Mayor Neil Brown used his casting vote to vote against keeping the 4.88 per cent rise after councillors were locked at 5-5 voting on a motion by Rodger Letham to stay the course.
Deputy mayor Liz McMillan then moved to have the rate rise set at no more than 2.5 per cent, which she reasoned was about the same as the rate of inflation. This was passed seven votes to three, with Mr Brown and councillors Carolyn Cameron and Angus McKay wanting their against votes noted.
Those three had pressed for something close to a zero rate rise and said tough times were ahead.
Fees and charges will rise slightly next financial year, as per budget decisions made for the 2020-21 financial year prior to Covid-19.

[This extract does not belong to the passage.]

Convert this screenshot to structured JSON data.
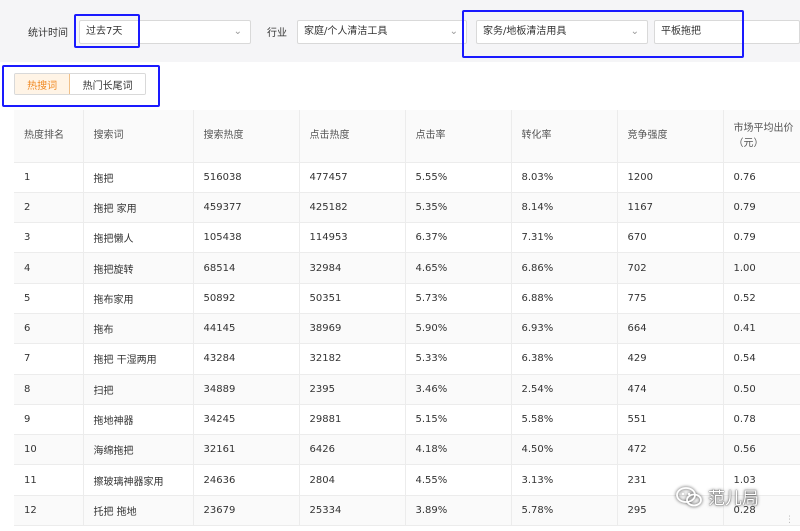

The smaller rate rise agreed upon today will partly come from a reduction in interest costs ($400,000) and contributions to Experience Mid Canterbury (the agency presented to council in private earlier in the day). Chief executive Hamish Riach will decide other savings points, councillors agreed.
They had received a report from council’s finance boss Paul Brake, who said money could also be pruned from operating costs by not employing a GIS officer ($80,000), not giving council staff pay rises ($735,500), cutting $50,000 from the Welcoming Communities Programme and cutting $45,000 from other council agencies like the Ashburton Trust Event Centre, Safer Community, Ashburton Art Gallery and Sports Mid Canterbury.
Councillors also voted to remove penalties for late payments of rates instalment four, due in May.
A report to councillors today said council was already receiving comments from ratepayers stating the difficulty they will face in being able to meet rate commitments in the coming months.
Cr Letham said council’s earlier budget had been modest and fair and council already had the ability to help those struggling to pay rates. The planned increase would add between $3 and $10 a month for property owners.
‘‘I don’t believe that is too onerous and I believe we can do more good for our community by having everything in place and ready to move rather than reducing rates.’’
Councillors Leen Braam, Lynette Lovett, Stuart Wilson and Diane Rawlinson voted with him in the first, failed recommendation.Nike Sneakersadidas ZX 8000 Frozen Lemonade